Jenn Brown, a mother from Harrow, Ontario, took a firm stand when she discovered her boys misbehaving, particularly after they were impolite to their bus driver. Faced with reports of their “poor bus conduct” from the primary school, Jenn believed she had to address the issue decisively. While some praised her innovative approach, others criticized her, leading to widespread debate.

Determined to teach her sons, aged 7 and 10, the importance of respect, Jenn decided that if they couldn’t behave on the bus, they wouldn’t ride it. Instead, they would walk to school, regardless of the weather. To drive home this lesson, she had them walk one morning, and she shared a photo of their journey on Facebook, which quickly went viral.

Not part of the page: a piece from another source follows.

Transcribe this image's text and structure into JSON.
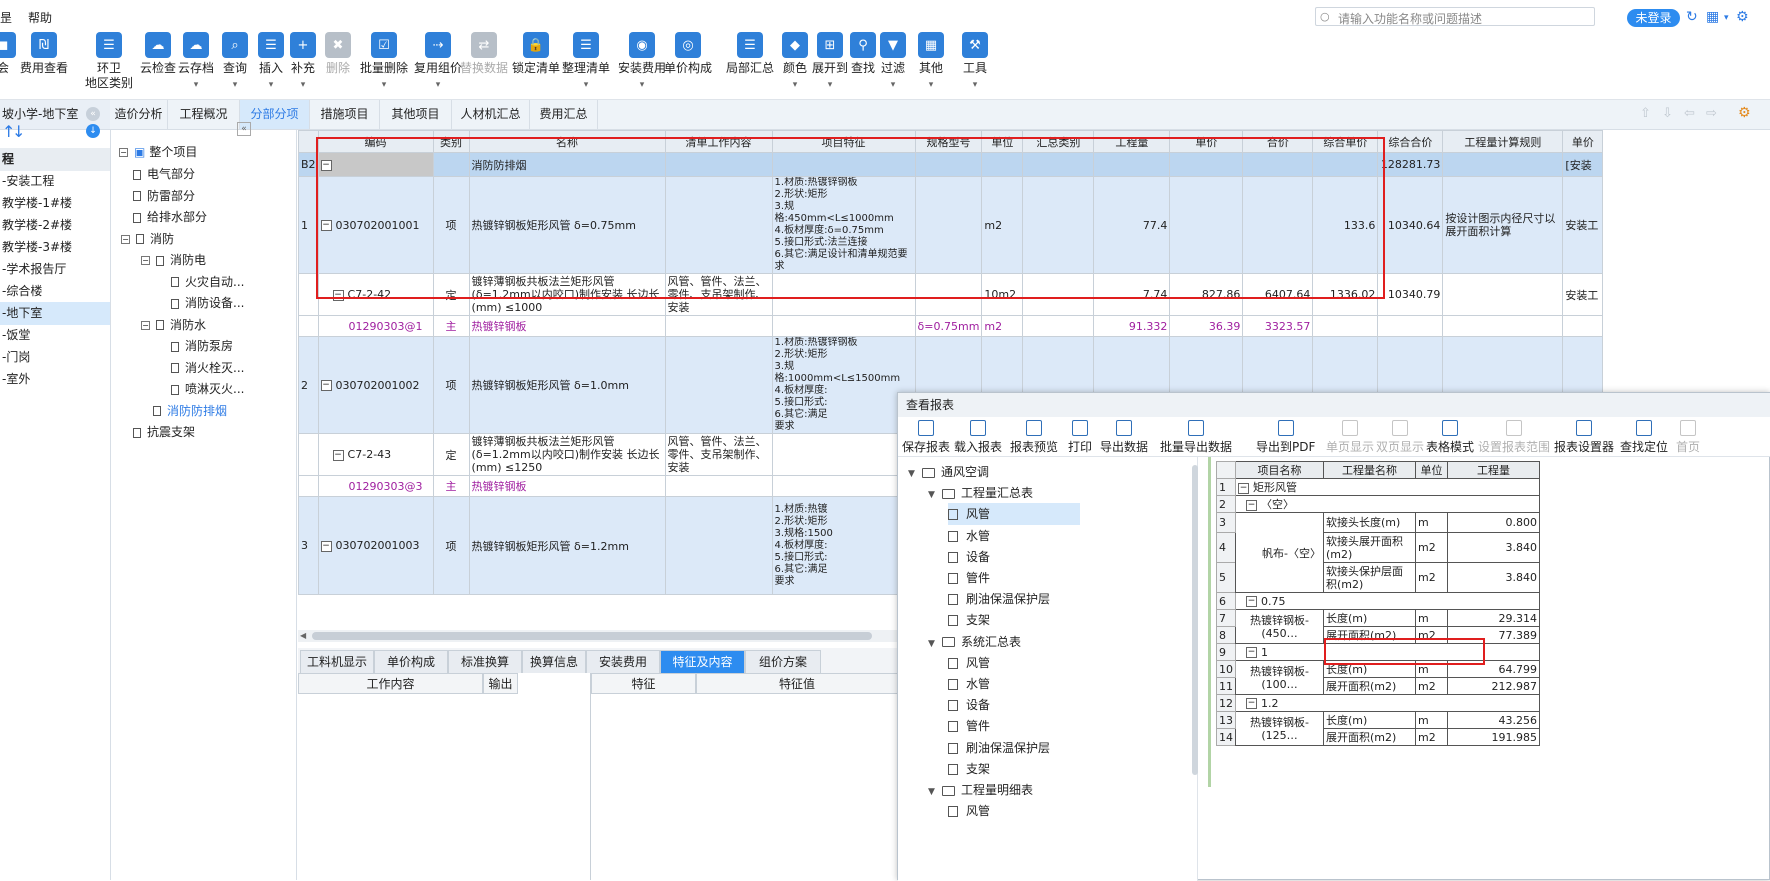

Jenn’s sons were spotted on their way to school carrying a banner that read, “Being unpleasant and disrespectful to our bus driver.” The banner also stated, “Mom is making us walk,” as a consequence for their misbehavior. Jenn had warned her boys that if their behavior didn’t improve, they wouldn’t be allowed back on the bus. She opted for a strict approach to emphasize the importance of respecting others and their privileges.

Despite receiving criticism for her tactics, Jenn defended her decision, stating, “This was my response as a mother to make kids realize the bus is a luxury, not a given right.” She acknowledged that the 7.2-kilometer walk was indeed a significant distance, but she felt it was necessary to teach them a lesson. The boys’ journey took them two hours to cover the distance of just under 4.5 kilometers.

Brown explained that it was her friend’s idea to use the sign, which received significant criticism from those who disagreed with her approach. She believed the sign would deter others from offering the boys a ride and viewed it as a practical measure. However, it was the sign and the subsequent social media post that sparked the debate. Many people accused her of “shaming” her children and condemned her actions.

Reflecting on the situation, the mother expressed regret for uploading the photograph, as she had not anticipated it would go viral. She admitted surprise at the level of interest in seeing her accompany her children to school. She stated unequivocally that she would not have posted it on Facebook had she known the outcome. This experience taught her about the power of social media and how individuals interpret and construct narratives based on their perceptions.

However, not everyone disagreed with Brown’s approach. She also received significant praise, with numerous friend requests and inbox emails commending her actions. Brown shared that the two-hour walk allowed her sons some private time together and even received a note from the bus driver expressing gratitude for the lesson she provided to her boys.

Brown expressed satisfaction in actively intervening in her children’s behavior and noted that the bus driver appreciated her efforts to instill discipline in them. Reflecting on the experience, Brown affirmed that she would make the same decision again but expressed regret about using the sign, clarifying that she was the one holding it for most of the walk.

Addressing accusations of “shaming” her children, Brown emphasized that it was never her intention to do so. However, she questioned whether instilling a sense of “shame” in her children, if it occurred, was inherently negative. She pondered whether harmful actions should provoke feelings of regret.